I think it’s because I spent a lot of time in the serverless world (mostly functions), where it is a common pattern.
You have an initial function that gathers some payloads that should be processed and then loops and calls a new function that will handle a single payload. By this, you can massively parallelize your work.
I built a content renderer that ran on AWS Lambda, where we did a static rendering of over 2.000 pages in 2m because every page was rendered in its own function instance.
When I did data pipelines, these were usually small ones in the last 1-2 years; I did them with Cloud Run. And sometimes also applied the same fan-out principle.
Now I am playing a bit the pipeline orchestrators and am quite surprised that fan-out or map (how it’s called in the data world) is not a thing.
Prefect supports it, and that’s why I end up using it (and like it so far).
Now I am asking myself – why is fan-out not a thing in the data world. How do you implement this?
An example: I am using Transistor.fm for hosting my podcast, and I want to get the daily download numbers for my reporting. They have an API where I can access the download data. For daily jobs, easy. I called the API for yesterday, got the data, and saved it into storage and BigQuery.
I could use a range request for backfill and get a big payload back with data for all days. But I love to have single files for a podcast & date in my storage.

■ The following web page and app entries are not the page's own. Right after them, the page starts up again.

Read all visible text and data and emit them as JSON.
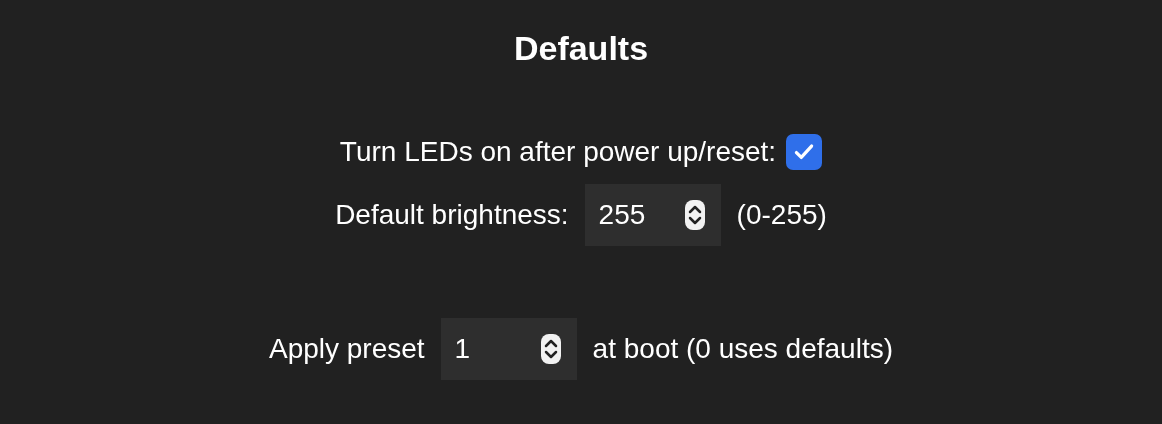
{
  "title": "Defaults",
  "leds_on": {
    "label": "Turn LEDs on after power up/reset:",
    "checked": true
  },
  "brightness": {
    "label": "Default brightness:",
    "value": "255",
    "hint": "(0-255)"
  },
  "boot_preset": {
    "label": "Apply preset",
    "value": "1",
    "hint": "at boot (0 uses defaults)"
  }
}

With prefect.map, I can fan out these requests and get the daily data from the API in parallel. I like this so far.
But how do you approach it?